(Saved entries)
———

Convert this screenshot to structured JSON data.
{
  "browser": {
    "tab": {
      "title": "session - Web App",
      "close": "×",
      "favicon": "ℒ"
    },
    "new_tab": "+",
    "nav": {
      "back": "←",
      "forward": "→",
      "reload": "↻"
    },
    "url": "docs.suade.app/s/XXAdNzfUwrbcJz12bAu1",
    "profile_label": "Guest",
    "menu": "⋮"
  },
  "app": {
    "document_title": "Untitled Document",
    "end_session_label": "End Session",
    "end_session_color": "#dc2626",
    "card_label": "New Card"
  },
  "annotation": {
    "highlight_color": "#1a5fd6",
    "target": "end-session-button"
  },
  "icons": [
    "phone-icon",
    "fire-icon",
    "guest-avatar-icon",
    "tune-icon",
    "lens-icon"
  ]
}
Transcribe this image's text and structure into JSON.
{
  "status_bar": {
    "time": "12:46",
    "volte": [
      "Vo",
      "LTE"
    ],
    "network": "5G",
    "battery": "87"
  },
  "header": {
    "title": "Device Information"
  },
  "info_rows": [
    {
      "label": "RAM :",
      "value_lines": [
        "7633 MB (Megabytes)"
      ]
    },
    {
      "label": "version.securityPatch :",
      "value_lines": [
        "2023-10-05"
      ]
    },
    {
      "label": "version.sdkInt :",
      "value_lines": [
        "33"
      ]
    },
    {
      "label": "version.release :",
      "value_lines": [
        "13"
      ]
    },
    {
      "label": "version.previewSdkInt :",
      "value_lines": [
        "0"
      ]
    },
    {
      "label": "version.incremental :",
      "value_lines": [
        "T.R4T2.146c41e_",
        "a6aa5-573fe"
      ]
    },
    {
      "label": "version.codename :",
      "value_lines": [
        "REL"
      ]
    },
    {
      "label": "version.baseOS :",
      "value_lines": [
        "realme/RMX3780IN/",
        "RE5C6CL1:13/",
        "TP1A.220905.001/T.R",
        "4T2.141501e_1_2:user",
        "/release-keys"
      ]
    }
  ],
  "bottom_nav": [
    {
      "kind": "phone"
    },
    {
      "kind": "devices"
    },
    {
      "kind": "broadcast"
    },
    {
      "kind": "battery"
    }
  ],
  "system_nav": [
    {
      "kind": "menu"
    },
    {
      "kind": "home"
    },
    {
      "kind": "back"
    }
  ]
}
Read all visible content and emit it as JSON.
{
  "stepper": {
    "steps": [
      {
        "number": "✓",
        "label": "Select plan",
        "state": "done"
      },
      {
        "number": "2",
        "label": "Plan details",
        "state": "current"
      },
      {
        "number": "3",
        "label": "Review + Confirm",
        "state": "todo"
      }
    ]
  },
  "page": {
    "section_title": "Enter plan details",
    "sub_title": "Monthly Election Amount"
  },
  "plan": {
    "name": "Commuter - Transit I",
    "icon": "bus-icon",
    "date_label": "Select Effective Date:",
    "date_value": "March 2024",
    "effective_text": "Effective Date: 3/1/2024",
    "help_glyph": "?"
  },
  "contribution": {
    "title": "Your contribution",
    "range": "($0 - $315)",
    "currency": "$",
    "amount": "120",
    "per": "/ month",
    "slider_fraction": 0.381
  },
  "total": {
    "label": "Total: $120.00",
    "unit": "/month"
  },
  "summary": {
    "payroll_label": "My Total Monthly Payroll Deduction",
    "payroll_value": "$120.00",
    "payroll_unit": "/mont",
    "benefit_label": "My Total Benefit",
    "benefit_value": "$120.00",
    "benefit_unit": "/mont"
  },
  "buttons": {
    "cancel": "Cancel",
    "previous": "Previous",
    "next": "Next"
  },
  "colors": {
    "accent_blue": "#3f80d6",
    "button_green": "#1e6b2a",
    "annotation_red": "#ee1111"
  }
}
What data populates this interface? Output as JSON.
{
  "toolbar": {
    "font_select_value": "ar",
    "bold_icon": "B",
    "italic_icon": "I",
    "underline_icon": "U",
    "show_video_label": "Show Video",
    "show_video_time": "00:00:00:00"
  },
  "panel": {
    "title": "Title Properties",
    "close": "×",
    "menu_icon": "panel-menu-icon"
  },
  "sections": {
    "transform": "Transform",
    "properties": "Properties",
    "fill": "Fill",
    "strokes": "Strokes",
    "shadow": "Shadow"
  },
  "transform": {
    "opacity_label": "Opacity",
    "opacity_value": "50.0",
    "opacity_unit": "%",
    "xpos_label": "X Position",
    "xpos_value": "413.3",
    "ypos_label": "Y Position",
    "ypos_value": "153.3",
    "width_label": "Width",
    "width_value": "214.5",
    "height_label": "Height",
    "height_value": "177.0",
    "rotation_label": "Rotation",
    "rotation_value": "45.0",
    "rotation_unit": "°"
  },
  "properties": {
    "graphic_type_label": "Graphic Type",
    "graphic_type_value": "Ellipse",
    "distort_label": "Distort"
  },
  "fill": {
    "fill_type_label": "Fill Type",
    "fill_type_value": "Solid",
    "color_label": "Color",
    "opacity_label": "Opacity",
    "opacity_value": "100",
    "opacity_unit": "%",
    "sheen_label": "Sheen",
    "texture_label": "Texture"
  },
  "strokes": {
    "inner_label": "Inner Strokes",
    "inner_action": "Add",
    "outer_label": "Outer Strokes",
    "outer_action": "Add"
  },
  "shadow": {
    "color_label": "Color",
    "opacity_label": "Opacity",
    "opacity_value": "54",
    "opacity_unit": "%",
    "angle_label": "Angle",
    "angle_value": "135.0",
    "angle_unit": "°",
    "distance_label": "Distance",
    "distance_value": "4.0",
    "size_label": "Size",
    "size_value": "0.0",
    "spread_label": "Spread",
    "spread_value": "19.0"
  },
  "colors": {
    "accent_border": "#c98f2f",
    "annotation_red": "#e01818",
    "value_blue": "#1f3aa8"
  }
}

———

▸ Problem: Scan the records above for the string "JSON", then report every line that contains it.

▸ Solution to the problem:
Convert this screenshot to structured JSON data.
Transcribe this image's text and structure into JSON.
Read all visible content and emit it as JSON.
What data populates this interface? Output as JSON.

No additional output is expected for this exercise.